Khan’s elder brother Shah Alam Khan levelled the charge at a press conference at the local Reporters Unity office on Thursday night.
Alam Khan claimed police refused to lodge a complaint when he went to the Matlab Police Station (South) over their concern for the safety of the family.
In a written statement read out before the journalists, Alam Khan claimed they were completely in dark regarding the whereabouts of Azam Khan for the last five months since Apr 9, when Sengupta’s APS Omar Faruque, a railway General Manager Yusuf Ali Mridha and a Railway Police Commandant Enamul Hoque were caught with Tk 7.4 million on them near the Border Guard Bangladesh headquarters at Peelkhana.
He said they searched every possible place they could to find out their brother but failed to trace him.

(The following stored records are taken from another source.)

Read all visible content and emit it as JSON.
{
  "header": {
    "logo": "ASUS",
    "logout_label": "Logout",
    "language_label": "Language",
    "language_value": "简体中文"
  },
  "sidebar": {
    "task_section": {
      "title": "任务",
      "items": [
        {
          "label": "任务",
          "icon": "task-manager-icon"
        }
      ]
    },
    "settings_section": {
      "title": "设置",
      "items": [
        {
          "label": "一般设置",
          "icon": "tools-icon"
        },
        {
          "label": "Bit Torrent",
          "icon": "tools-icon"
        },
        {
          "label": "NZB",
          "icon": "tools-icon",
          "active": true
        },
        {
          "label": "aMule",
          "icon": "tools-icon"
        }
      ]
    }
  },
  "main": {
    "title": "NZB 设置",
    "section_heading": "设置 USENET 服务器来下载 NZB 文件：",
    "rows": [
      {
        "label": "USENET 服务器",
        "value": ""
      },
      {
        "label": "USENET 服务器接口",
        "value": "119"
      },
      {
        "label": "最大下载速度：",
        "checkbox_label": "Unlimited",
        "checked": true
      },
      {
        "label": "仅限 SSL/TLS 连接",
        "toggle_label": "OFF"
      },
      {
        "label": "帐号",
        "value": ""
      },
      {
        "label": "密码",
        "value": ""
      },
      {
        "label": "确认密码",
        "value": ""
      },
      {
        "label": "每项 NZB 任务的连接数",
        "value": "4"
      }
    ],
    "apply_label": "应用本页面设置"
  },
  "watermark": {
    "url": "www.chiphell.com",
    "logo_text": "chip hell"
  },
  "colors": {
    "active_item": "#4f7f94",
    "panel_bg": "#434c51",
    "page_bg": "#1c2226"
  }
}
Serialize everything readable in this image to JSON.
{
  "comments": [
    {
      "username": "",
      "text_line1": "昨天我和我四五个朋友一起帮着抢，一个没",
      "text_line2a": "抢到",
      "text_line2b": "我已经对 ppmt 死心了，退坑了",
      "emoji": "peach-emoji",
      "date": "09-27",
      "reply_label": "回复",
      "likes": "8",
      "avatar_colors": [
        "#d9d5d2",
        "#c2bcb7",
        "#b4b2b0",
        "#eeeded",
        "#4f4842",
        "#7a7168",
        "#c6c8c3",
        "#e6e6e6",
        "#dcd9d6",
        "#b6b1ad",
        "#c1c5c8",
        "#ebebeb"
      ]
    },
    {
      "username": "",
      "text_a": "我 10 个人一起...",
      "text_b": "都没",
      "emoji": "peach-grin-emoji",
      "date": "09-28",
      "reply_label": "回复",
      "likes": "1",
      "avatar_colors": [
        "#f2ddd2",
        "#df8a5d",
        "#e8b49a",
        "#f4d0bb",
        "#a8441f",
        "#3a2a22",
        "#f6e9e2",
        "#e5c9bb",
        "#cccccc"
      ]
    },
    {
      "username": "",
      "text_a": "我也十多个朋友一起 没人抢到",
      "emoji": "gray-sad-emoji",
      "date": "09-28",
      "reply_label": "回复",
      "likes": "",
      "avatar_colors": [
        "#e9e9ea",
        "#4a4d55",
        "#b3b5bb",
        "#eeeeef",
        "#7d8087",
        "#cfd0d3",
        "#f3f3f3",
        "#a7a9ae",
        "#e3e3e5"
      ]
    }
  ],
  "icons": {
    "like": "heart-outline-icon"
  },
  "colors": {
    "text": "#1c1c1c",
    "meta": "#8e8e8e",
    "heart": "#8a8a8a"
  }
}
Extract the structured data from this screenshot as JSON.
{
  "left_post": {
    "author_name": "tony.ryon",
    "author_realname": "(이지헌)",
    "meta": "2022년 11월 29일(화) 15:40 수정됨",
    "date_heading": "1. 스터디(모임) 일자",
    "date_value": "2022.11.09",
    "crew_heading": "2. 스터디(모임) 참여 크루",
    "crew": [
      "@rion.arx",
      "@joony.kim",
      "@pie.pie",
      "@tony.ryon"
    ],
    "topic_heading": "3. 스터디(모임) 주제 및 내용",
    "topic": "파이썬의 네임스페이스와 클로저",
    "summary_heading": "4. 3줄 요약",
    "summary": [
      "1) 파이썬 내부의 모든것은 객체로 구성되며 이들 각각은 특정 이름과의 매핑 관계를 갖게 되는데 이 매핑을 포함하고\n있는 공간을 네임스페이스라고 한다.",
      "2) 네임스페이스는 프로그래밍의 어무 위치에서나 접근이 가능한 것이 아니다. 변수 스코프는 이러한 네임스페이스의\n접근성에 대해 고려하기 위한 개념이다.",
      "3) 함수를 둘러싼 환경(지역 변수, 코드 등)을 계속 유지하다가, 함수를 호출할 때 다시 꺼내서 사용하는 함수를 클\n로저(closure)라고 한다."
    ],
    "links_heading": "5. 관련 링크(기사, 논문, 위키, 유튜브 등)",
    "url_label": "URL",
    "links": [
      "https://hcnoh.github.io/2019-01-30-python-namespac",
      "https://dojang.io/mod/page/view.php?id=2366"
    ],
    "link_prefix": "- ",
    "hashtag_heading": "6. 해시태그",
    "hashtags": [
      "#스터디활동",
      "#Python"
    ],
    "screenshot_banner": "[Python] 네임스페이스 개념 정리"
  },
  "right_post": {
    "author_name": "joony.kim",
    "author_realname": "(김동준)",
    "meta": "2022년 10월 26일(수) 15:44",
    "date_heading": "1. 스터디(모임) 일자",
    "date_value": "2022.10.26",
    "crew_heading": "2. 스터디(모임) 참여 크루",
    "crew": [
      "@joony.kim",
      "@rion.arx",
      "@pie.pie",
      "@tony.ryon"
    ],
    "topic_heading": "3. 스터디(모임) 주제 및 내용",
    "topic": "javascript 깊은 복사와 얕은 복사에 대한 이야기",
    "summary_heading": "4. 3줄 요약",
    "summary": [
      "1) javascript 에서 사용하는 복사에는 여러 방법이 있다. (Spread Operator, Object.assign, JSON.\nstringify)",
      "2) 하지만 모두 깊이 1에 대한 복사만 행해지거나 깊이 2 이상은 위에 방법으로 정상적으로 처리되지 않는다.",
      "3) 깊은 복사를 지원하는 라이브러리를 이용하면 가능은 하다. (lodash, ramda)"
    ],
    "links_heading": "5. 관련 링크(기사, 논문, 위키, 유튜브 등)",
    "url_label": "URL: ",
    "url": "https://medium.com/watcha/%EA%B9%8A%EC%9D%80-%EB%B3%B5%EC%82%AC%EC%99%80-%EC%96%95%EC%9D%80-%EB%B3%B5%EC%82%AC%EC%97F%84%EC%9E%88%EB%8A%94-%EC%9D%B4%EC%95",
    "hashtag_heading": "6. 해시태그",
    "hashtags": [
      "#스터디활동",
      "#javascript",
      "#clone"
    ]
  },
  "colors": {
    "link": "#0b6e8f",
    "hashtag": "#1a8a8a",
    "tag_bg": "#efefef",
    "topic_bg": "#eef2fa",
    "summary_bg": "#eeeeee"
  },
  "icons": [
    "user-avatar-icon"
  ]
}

The first time Alam Khan saw his brother’s face since the incident was on Oct 5, when he was seen giving an interview to a private television channel saying Sengupta had struck a Tk 100-million deal with the railway GM for appointing 600 employees on his recommendation.
According to him, they are yet to get back to Azam Khan and could not get a clue to his current whereabouts even after trying repeatedly after the interview was aired.
Alam Khan said the sudden appearance of his brother on television and his going into missing once again had renewed safety concerns about him, his elderly parents and other members of the family.
He alleged the duty officer refused to accept the complaint.
The family’s move to file the complaint came a week after Azam Khan appeared in a television interview from an undisclosed location.
When contacted, Matlab (South) Police Station’s Officer in Charge Md Erfan said nobody from Azam’s family talked to him for filing a complaint.
He, however, later admitted that someone had come to the police station and was advised to file the complaint somewhere in Dhaka from where his brother had gone missing.
The driver’s disappearance since the incident gave rise to speculation about him becoming a victim of ‘forced disappearance’ to cover up the scandal that brought the government harsh criticism, mainly from the opposition.
Newspapers reported aspirants had bribed the minister for appointment in the railways.